Recorded data:
■ ■ ■ ■ ■ ■ ■
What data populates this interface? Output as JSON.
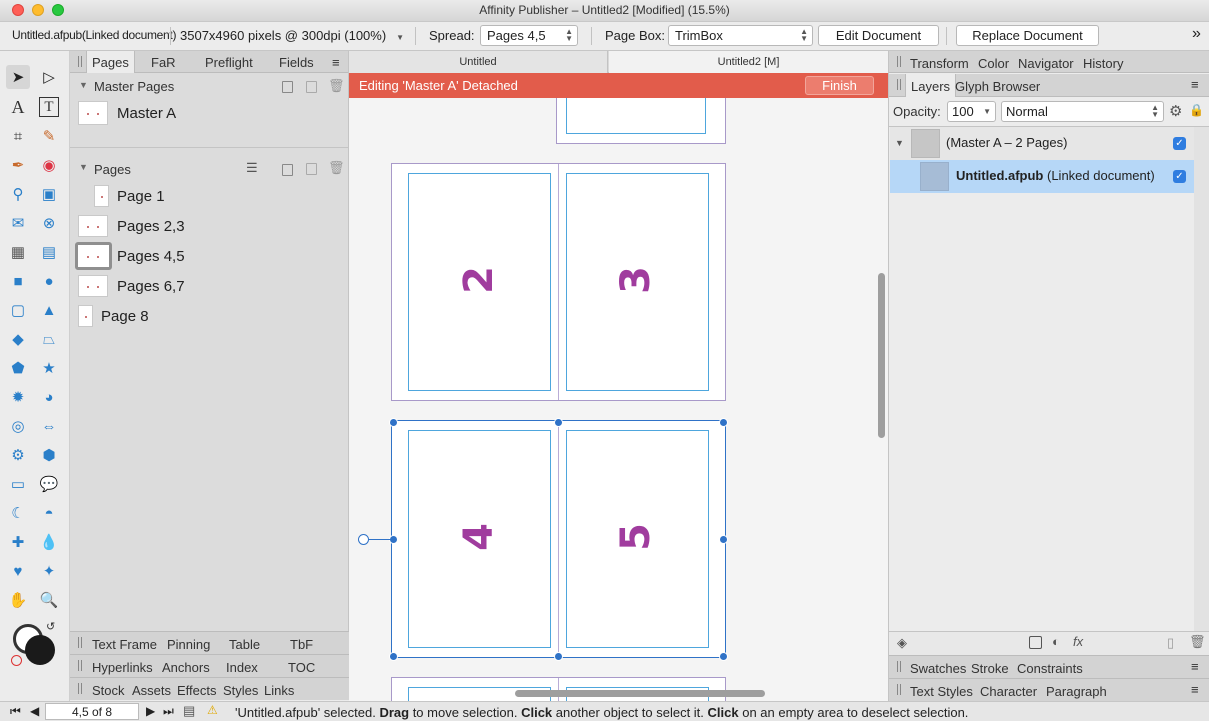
{
  "window": {
    "title": "Affinity Publisher – Untitled2 [Modified] (15.5%)"
  },
  "context_toolbar": {
    "selection_name": "Untitled.afpub(Linked document)",
    "doc_info": "3507x4960 pixels @ 300dpi (100%)",
    "spread_label": "Spread:",
    "spread_value": "Pages 4,5",
    "pagebox_label": "Page Box:",
    "pagebox_value": "TrimBox",
    "edit_document": "Edit Document",
    "replace_document": "Replace Document",
    "more": "»"
  },
  "left_panel": {
    "tabs": [
      "Pages",
      "FaR",
      "Preflight",
      "Fields"
    ],
    "master_pages_header": "Master Pages",
    "master_pages": [
      {
        "label": "Master A"
      }
    ],
    "pages_header": "Pages",
    "pages": [
      {
        "label": "Page 1"
      },
      {
        "label": "Pages 2,3"
      },
      {
        "label": "Pages 4,5"
      },
      {
        "label": "Pages 6,7"
      },
      {
        "label": "Page 8"
      }
    ],
    "bottom_tabs_1": [
      "Text Frame",
      "Pinning",
      "Table",
      "TbF"
    ],
    "bottom_tabs_2": [
      "Hyperlinks",
      "Anchors",
      "Index",
      "TOC"
    ],
    "bottom_tabs_3": [
      "Stock",
      "Assets",
      "Effects",
      "Styles",
      "Links"
    ]
  },
  "document_tabs": [
    "Untitled",
    "Untitled2 [M]"
  ],
  "banner": {
    "text": "Editing 'Master A' Detached",
    "finish": "Finish"
  },
  "canvas": {
    "page_numbers": [
      "2",
      "3",
      "4",
      "5"
    ]
  },
  "right_panel": {
    "top_tabs": [
      "Transform",
      "Color",
      "Navigator",
      "History"
    ],
    "layer_tabs": [
      "Layers",
      "Glyph Browser"
    ],
    "opacity_label": "Opacity:",
    "opacity_value": "100",
    "blend_mode": "Normal",
    "layers": [
      {
        "name": "(Master A – 2 Pages)",
        "suffix": ""
      },
      {
        "name": "Untitled.afpub",
        "suffix": " (Linked document)"
      }
    ],
    "bottom_tabs_1": [
      "Swatches",
      "Stroke",
      "Constraints"
    ],
    "bottom_tabs_2": [
      "Text Styles",
      "Character",
      "Paragraph"
    ]
  },
  "status_bar": {
    "page_indicator": "4,5 of 8",
    "message_prefix": "'Untitled.afpub' selected. ",
    "drag": "Drag",
    "msg1": " to move selection. ",
    "click1": "Click",
    "msg2": " another object to select it. ",
    "click2": "Click",
    "msg3": " on an empty area to deselect selection."
  },
  "colors": {
    "banner": "#e25c4b",
    "accent": "#2f72c7",
    "page_number": "#a03c9e"
  }
}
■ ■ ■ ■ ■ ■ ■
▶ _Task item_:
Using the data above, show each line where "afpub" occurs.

▶ _Exercise response_:
    "selection_name": "Untitled.afpub(Linked document)",
        "name": "Untitled.afpub",
    "message_prefix": "'Untitled.afpub' selected. ",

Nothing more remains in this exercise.